(Data extracted from a collection)
—————

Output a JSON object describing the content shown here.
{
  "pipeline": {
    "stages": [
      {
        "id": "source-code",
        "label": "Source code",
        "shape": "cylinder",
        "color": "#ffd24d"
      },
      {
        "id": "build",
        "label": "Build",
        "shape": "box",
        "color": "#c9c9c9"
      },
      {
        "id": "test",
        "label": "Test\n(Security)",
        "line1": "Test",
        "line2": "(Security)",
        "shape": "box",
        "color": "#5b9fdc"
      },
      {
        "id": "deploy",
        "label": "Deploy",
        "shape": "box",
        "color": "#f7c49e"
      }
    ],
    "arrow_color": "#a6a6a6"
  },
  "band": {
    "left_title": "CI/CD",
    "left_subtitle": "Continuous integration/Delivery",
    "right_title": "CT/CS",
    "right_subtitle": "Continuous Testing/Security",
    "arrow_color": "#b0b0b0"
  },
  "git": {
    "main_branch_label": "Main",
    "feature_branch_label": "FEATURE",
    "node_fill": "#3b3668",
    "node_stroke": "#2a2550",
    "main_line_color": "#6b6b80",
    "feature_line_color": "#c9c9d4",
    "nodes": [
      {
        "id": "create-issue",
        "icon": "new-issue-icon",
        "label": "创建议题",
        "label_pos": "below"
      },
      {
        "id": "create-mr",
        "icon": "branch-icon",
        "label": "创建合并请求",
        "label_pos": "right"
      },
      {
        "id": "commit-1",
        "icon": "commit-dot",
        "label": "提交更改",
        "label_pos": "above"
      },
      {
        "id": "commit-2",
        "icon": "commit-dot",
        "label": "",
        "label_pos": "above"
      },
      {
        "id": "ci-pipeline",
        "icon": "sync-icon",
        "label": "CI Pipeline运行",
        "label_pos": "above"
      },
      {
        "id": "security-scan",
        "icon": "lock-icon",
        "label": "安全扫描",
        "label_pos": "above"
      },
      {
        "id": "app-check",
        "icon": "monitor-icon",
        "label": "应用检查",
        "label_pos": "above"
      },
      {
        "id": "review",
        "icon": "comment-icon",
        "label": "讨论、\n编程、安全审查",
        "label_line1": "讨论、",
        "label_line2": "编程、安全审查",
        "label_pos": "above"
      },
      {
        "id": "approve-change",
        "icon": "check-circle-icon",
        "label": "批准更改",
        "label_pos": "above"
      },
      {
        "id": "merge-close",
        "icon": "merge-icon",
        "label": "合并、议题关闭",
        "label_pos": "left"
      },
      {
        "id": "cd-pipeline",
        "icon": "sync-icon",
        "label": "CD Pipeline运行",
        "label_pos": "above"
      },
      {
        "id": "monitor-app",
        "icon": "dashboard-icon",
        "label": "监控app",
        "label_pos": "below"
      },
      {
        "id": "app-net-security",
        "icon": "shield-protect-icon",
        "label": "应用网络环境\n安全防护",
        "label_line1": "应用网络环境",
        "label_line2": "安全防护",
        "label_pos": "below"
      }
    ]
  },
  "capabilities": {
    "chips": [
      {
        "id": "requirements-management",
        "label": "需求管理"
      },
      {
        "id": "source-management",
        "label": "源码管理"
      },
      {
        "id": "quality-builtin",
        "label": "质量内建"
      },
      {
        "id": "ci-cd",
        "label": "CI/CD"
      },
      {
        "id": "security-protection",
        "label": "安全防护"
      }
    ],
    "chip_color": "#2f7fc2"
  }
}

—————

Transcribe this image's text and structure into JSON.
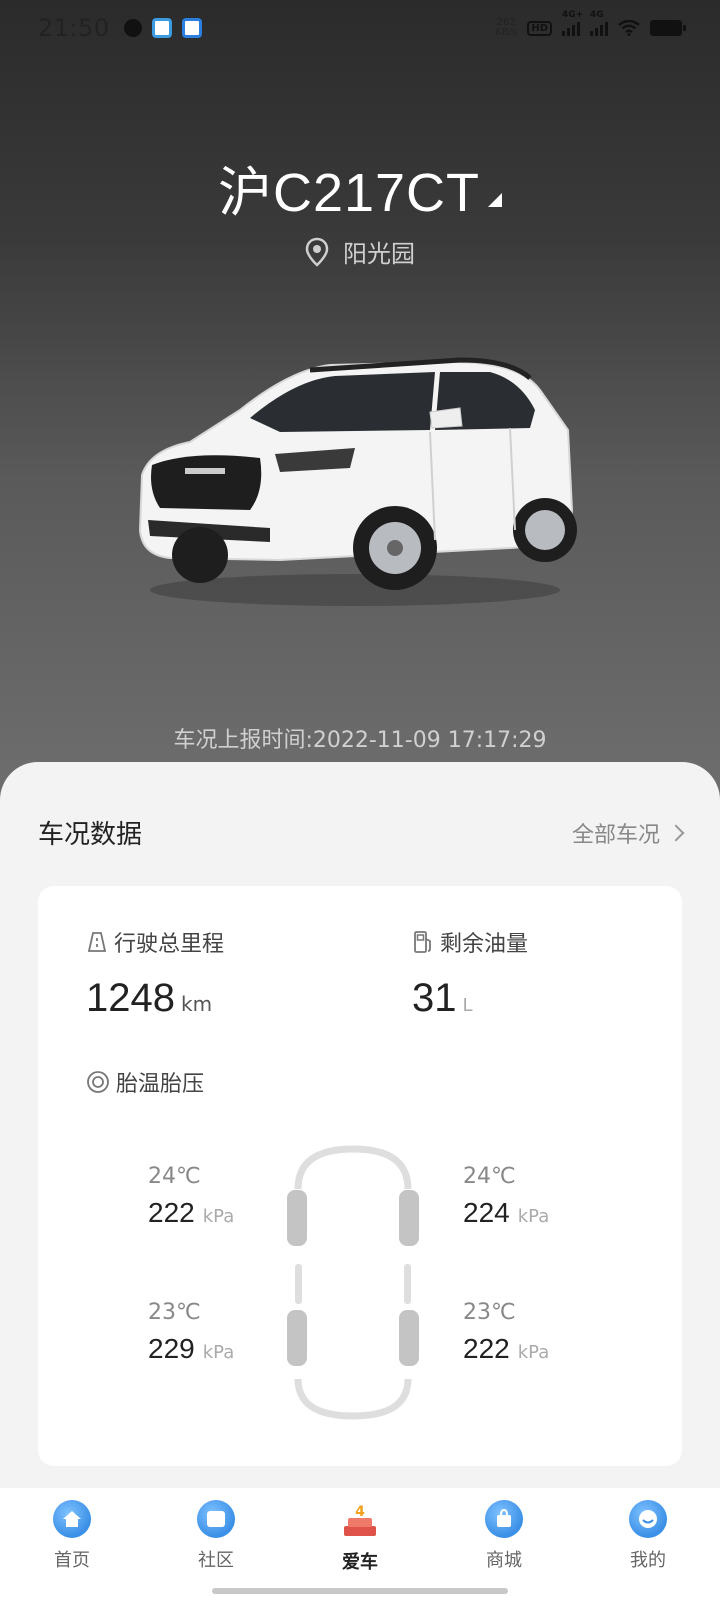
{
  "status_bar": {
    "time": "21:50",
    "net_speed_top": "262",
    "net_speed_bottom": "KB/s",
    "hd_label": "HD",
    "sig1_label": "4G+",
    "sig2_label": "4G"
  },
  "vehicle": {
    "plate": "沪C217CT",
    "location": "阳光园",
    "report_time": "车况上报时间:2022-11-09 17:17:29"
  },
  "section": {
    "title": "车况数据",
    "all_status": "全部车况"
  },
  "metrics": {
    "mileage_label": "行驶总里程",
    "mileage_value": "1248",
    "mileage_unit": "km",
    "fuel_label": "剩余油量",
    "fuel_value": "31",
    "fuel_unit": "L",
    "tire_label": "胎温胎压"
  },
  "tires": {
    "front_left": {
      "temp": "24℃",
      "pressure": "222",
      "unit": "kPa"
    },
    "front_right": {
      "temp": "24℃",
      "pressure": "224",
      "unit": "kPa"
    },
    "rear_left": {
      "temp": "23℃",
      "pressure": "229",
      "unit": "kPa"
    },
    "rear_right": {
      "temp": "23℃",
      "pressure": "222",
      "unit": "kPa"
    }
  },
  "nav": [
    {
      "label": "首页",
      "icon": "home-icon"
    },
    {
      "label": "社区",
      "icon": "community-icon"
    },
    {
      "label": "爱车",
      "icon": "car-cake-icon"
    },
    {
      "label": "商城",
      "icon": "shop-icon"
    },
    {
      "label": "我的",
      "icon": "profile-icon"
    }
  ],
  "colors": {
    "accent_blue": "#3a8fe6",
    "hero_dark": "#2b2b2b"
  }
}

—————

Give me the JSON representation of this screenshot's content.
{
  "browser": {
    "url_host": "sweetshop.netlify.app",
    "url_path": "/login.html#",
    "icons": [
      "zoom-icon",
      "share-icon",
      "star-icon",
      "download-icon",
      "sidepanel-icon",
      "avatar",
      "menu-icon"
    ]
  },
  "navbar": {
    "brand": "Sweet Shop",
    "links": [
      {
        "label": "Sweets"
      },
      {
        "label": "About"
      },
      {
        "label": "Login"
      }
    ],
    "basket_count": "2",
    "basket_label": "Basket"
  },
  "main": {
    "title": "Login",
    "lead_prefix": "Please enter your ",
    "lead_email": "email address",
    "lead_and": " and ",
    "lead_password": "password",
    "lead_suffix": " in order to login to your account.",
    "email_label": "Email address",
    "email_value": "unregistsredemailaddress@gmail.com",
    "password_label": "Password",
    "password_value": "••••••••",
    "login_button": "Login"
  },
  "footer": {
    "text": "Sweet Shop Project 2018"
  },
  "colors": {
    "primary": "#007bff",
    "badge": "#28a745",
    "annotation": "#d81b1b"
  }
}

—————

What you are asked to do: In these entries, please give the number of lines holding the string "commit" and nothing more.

Answer to this task: 4